> _EXERCISE DETAILS_
Copy out all the data, word for word.

> _DATA FOR THE TASK_
-- Opening Marker --
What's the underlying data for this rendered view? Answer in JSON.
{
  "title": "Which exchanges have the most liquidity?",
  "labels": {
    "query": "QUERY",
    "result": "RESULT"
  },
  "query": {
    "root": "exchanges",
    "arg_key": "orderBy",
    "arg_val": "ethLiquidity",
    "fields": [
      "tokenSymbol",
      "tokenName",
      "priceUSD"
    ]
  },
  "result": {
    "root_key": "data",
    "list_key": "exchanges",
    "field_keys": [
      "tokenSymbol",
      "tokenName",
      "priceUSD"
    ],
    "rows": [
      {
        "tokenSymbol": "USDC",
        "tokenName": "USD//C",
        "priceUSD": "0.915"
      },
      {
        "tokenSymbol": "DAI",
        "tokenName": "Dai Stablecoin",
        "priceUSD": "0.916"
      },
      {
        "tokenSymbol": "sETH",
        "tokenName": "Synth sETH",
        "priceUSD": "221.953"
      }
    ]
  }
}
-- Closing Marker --
> _OUTPUT FOR THIS TASK_
What's the underlying data for this rendered view? Answer in JSON.
{
  "title": "Which exchanges have the most liquidity?",
  "labels": {
    "query": "QUERY",
    "result": "RESULT"
  },
  "query": {
    "root": "exchanges",
    "arg_key": "orderBy",
    "arg_val": "ethLiquidity",
    "fields": [
      "tokenSymbol",
      "tokenName",
      "priceUSD"
    ]
  },
  "result": {
    "root_key": "data",
    "list_key": "exchanges",
    "field_keys": [
      "tokenSymbol",
      "tokenName",
      "priceUSD"
    ],
    "rows": [
      {
        "tokenSymbol": "USDC",
        "tokenName": "USD//C",
        "priceUSD": "0.915"
      },
      {
        "tokenSymbol": "DAI",
        "tokenName": "Dai Stablecoin",
        "priceUSD": "0.916"
      },
      {
        "tokenSymbol": "sETH",
        "tokenName": "Synth sETH",
        "priceUSD": "221.953"
      }
    ]
  }
}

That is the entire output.